Anyone who has worked as a court interpreter knows that Family Court can be one of the most emotionally draining and upsetting settings in which to work. But apart from the often rancorous and emotionally charged proceedings, occasionally we also have to deal with dense legal jargon.
Here is a list of terms that came up in a hearing today that I haven’t used in quite some time. Fortunately, since I’m preparing for a certification exam, I’ve been reviewing and organizing my term bases so I wasn’t completely hung out to dry.
Without looking it up, do you know the expression in your working language(s) for these terms?
- warning order attorney (In Kentucky, attorneys are appointed solely to attempt to contact the party and inform them of a pending lawsuit)
- constructive service
- memorandum of law
- ex parte
- express remedy
- statutory construction
- statutory criteria
- waive statutory process
Here are a few other common(ly misused) terms. My working languages are English and Spanish. If you have other working languages, are these words equally tricky?
- finding (decision, fallo, determinación but not hallazgo)
- file (a petition) (presentar, entablar, interponer, but, in this instance, not archivar)

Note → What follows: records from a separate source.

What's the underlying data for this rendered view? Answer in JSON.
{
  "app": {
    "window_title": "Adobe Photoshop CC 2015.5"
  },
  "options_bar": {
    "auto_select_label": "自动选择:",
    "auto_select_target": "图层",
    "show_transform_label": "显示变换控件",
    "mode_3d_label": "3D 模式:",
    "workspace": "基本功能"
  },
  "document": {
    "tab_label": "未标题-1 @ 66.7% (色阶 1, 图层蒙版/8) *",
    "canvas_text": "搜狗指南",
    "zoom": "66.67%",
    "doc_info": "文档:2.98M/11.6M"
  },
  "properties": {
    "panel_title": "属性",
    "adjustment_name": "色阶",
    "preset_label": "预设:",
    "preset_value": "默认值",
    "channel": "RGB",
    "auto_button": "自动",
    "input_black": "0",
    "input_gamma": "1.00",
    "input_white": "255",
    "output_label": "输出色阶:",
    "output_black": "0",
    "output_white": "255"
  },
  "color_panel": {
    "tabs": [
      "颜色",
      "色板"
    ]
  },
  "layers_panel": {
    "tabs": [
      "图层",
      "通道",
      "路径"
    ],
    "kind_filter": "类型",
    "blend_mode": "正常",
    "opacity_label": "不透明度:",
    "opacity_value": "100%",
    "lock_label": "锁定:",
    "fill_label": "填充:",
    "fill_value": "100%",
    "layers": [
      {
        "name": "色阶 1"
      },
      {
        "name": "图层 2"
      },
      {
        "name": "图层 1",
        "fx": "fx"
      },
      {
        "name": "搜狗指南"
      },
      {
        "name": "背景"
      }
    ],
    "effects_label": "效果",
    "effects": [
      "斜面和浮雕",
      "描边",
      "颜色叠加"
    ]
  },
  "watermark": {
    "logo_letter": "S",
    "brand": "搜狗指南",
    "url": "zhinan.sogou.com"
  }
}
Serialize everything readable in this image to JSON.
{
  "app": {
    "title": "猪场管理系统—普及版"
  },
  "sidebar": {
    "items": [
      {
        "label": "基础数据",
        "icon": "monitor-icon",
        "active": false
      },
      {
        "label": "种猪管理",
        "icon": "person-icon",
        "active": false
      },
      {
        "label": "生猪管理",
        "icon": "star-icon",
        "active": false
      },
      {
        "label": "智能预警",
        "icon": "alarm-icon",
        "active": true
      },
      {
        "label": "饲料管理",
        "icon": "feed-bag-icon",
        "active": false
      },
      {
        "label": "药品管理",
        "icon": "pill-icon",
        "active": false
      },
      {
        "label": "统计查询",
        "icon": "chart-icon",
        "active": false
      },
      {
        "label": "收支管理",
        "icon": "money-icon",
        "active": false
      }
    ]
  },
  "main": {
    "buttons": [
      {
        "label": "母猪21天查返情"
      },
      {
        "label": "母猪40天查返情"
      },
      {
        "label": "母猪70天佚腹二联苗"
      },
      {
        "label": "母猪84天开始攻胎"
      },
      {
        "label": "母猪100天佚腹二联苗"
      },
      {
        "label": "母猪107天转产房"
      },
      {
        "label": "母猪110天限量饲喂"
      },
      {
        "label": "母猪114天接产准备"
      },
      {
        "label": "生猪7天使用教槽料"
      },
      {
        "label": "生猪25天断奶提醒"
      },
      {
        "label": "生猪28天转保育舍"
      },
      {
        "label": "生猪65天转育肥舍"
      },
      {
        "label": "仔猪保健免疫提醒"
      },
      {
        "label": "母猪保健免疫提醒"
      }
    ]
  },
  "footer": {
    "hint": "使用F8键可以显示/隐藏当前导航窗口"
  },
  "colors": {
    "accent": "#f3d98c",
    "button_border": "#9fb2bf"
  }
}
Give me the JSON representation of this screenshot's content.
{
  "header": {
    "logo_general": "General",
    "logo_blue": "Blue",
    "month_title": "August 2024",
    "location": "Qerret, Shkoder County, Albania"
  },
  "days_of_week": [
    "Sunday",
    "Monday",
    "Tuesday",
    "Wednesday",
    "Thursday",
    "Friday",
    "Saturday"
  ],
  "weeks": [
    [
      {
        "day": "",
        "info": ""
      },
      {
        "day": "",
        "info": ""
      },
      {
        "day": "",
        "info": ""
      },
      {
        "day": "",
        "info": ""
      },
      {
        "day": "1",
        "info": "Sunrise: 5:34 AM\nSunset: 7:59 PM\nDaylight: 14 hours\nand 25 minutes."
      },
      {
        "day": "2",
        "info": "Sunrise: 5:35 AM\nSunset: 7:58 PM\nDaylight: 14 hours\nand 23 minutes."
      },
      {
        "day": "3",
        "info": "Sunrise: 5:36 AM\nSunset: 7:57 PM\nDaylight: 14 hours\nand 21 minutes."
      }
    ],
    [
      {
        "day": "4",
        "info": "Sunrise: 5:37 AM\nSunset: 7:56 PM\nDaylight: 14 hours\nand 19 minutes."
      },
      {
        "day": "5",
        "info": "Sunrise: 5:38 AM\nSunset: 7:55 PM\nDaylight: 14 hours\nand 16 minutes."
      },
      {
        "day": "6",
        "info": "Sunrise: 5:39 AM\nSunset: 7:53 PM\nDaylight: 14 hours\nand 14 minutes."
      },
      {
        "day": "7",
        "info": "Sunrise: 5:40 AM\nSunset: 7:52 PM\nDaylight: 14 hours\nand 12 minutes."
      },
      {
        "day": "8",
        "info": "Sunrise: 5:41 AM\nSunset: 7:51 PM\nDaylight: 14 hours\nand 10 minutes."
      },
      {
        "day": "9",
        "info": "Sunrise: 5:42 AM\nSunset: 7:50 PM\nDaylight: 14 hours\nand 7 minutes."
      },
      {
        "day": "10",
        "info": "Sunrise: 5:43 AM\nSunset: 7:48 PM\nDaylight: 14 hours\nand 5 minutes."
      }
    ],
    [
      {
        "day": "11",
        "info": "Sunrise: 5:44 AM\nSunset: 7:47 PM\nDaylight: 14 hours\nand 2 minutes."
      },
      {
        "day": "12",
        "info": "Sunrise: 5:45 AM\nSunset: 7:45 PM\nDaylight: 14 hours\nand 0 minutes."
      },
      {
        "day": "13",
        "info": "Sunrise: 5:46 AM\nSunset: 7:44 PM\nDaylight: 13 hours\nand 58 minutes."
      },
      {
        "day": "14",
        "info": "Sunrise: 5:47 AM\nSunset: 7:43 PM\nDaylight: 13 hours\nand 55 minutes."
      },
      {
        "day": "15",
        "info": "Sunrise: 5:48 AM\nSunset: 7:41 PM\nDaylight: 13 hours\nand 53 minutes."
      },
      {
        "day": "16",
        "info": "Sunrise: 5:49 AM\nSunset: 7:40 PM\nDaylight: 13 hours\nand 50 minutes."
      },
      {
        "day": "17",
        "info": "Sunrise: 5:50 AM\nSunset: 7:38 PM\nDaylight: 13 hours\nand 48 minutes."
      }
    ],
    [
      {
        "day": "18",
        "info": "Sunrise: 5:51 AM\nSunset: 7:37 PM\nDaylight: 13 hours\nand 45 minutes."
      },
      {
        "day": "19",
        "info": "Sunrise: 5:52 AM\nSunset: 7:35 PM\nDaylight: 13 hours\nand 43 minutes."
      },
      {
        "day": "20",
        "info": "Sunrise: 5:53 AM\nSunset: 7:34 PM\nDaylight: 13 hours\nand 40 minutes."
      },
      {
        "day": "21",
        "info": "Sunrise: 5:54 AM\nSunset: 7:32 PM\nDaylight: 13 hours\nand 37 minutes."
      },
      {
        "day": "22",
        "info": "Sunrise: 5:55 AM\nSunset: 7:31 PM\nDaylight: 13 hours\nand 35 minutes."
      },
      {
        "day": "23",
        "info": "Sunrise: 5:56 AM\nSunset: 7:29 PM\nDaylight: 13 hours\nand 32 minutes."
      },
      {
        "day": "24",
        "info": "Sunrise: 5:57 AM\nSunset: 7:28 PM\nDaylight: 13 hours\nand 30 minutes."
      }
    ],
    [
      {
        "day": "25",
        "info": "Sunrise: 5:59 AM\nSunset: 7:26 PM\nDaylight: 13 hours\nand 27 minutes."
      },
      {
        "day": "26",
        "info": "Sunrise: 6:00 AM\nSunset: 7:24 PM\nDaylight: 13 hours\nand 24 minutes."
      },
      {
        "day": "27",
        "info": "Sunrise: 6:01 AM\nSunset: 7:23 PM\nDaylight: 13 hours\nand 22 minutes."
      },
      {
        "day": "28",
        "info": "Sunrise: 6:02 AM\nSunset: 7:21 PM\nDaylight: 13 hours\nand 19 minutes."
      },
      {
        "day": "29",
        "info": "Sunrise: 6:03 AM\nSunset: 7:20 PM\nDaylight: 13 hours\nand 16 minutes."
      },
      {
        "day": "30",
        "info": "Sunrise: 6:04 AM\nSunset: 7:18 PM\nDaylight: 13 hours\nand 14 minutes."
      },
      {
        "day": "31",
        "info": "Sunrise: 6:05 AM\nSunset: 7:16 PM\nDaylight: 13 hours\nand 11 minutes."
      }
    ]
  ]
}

- brief (escrito or escrito de conclusiones, not breve, and documento is too vague)
- proof (pruebas, not evidencias)
- argument (argumento if it’s oral, alegato if it’s written)
What are some other situations or settings where you’ve had to scramble to remember the right terminology or expression?
“The practical utility of Google Translate and similar technologies is undeniable, and probably a good thing overall, but there is still something deeply lacking in the approach, which is conveyed by a single word: understanding. Machine translation has never focused on understanding language.”
The Shallowness of Google Translate – The Atlantic
— Read on amp-theatlantic-com.cdn.ampproject.org/c/s/amp.theatlantic.com/amp/article/551570/
Autumn is pivotal because it has a “central role, function, or effect” on the rest of the calendar year. Summer has just ended, the winter months are coming, and squirrels everywhere are going crazy making preparations. For squirrels, the pivot is signaled by cooler temperatures, shorter days, and a rich harvest of acorns falling to the ground like manna from heaven. For translation and interpretation (T&I) professionals, the pivot is signaled by burgeoning investment in machine translation (MT) technology, striking advances in natural language processing (NLP), and the explosion of remote simultaneous interpreting (RSI) platforms. So… are you going crazy?
— Read on najit.org/a-pivotal-time-of-year/
What do translators do? This guide is a simple explanation of what translators do, how they do it, for whom, where, and why. Authored by experienced translators.
— Read on go.proz.com/translation-the-inside-story
¿Qué hacen los traductores? Una explicación sencilla de qué hacen los traductores, cómo lo hacen, para quiénes, dónde y por qué.
— Read on go.proz.com/es/los-entresijos-de-la-traducción